WHAT YOU HAVE TO DO:
Search the data for the word "stcp" and copy out every line that has it.

--- DATA EXTRACT ---

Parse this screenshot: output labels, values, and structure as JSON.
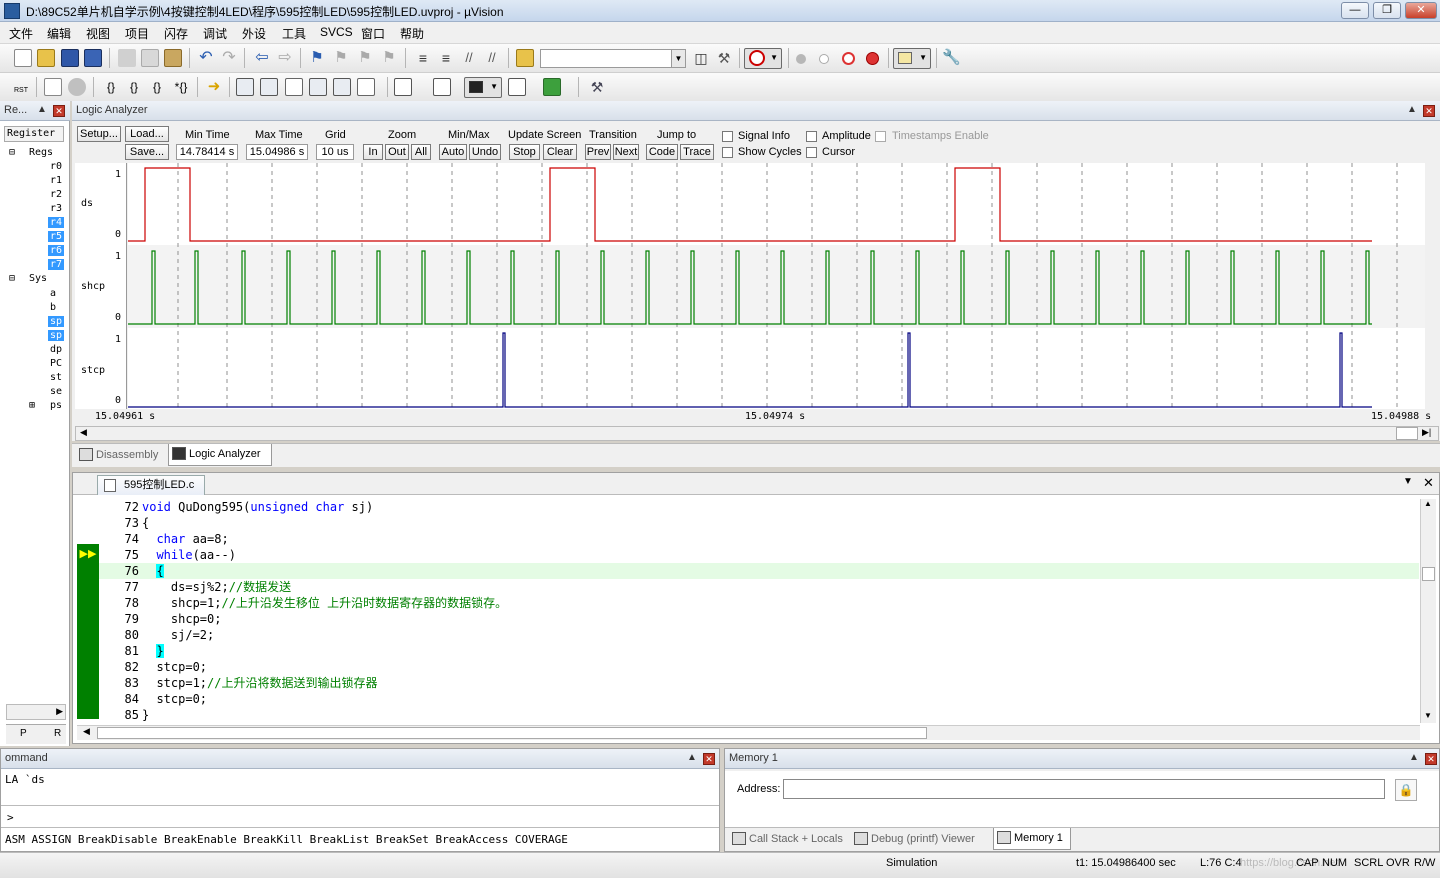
{
  "window": {
    "title": "D:\\89C52单片机自学示例\\4按键控制4LED\\程序\\595控制LED\\595控制LED.uvproj - µVision"
  },
  "menu": [
    "文件",
    "编辑",
    "视图",
    "项目",
    "闪存",
    "调试",
    "外设",
    "工具",
    "SVCS",
    "窗口",
    "帮助"
  ],
  "toolbar2": {
    "rst_label": "RST"
  },
  "registers": {
    "panel_title": "Re...",
    "header": "Register",
    "regs_group": "Regs",
    "regs": [
      "r0",
      "r1",
      "r2",
      "r3",
      "r4",
      "r5",
      "r6",
      "r7"
    ],
    "sys_group": "Sys",
    "sys": [
      "a",
      "b",
      "sp",
      "sp",
      "dp",
      "PC",
      "st",
      "se",
      "ps"
    ],
    "tab_p": "P",
    "tab_r": "R"
  },
  "logic_analyzer": {
    "title": "Logic Analyzer",
    "setup": "Setup...",
    "load": "Load...",
    "save": "Save...",
    "min_time_label": "Min Time",
    "min_time": "14.78414 s",
    "max_time_label": "Max Time",
    "max_time": "15.04986 s",
    "grid_label": "Grid",
    "grid": "10 us",
    "zoom_label": "Zoom",
    "zoom_in": "In",
    "zoom_out": "Out",
    "zoom_all": "All",
    "minmax_label": "Min/Max",
    "auto": "Auto",
    "undo": "Undo",
    "update_label": "Update Screen",
    "stop": "Stop",
    "clear": "Clear",
    "transition_label": "Transition",
    "prev": "Prev",
    "next": "Next",
    "jump_label": "Jump to",
    "code": "Code",
    "trace": "Trace",
    "signal_info": "Signal Info",
    "show_cycles": "Show Cycles",
    "amplitude": "Amplitude",
    "cursor": "Cursor",
    "timestamps": "Timestamps Enable",
    "signals": [
      "ds",
      "shcp",
      "stcp"
    ],
    "one": "1",
    "zero": "0",
    "t_left": "15.04961  s",
    "t_mid": "15.04974  s",
    "t_right": "15.04988  s",
    "colors": {
      "ds": "#cc0000",
      "shcp": "#008000",
      "stcp": "#000080"
    }
  },
  "view_tabs": {
    "disassembly": "Disassembly",
    "logic_analyzer": "Logic Analyzer"
  },
  "editor": {
    "file_tab": "595控制LED.c",
    "lines": [
      {
        "n": "72",
        "html": "<span class='kw'>void</span> QuDong595(<span class='kw'>unsigned</span> <span class='kw'>char</span> sj)"
      },
      {
        "n": "73",
        "html": "{"
      },
      {
        "n": "74",
        "html": "  <span class='kw'>char</span> aa=8;"
      },
      {
        "n": "75",
        "html": "  <span class='kw'>while</span>(aa--)"
      },
      {
        "n": "76",
        "html": "  <span style='background:#00ffff'>{</span>"
      },
      {
        "n": "77",
        "html": "    ds=sj%2;<span class='cm'>//数据发送</span>"
      },
      {
        "n": "78",
        "html": "    shcp=1;<span class='cm'>//上升沿发生移位 上升沿时数据寄存器的数据锁存。</span>"
      },
      {
        "n": "79",
        "html": "    shcp=0;"
      },
      {
        "n": "80",
        "html": "    sj/=2;"
      },
      {
        "n": "81",
        "html": "  <span style='background:#00ffff'>}</span>"
      },
      {
        "n": "82",
        "html": "  stcp=0;"
      },
      {
        "n": "83",
        "html": "  stcp=1;<span class='cm'>//上升沿将数据送到输出锁存器</span>"
      },
      {
        "n": "84",
        "html": "  stcp=0;"
      },
      {
        "n": "85",
        "html": "}"
      }
    ]
  },
  "command": {
    "title": "ommand",
    "output": "LA `ds",
    "prompt": ">",
    "hints": "ASM ASSIGN BreakDisable BreakEnable BreakKill BreakList BreakSet BreakAccess COVERAGE"
  },
  "memory": {
    "title": "Memory 1",
    "address_label": "Address:",
    "address_value": ""
  },
  "bottom_tabs": {
    "callstack": "Call Stack + Locals",
    "debug": "Debug (printf) Viewer",
    "memory": "Memory 1"
  },
  "status": {
    "mode": "Simulation",
    "time": "t1: 15.04986400 sec",
    "pos": "L:76 C:4",
    "caps": "CAP",
    "num": "NUM",
    "scrl": "SCRL",
    "ovr": "OVR",
    "rw": "R/W",
    "watermark": "https://blog.csdn.net/"
  }
}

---

TASK RESPONSE:
      "stcp"
      "stcp": "#000080"
        "html": "  stcp=0;"
        "html": "  stcp=1;<span class='cm'>//上升沿将数据送到输出锁存器</span>"
        "html": "  stcp=0;"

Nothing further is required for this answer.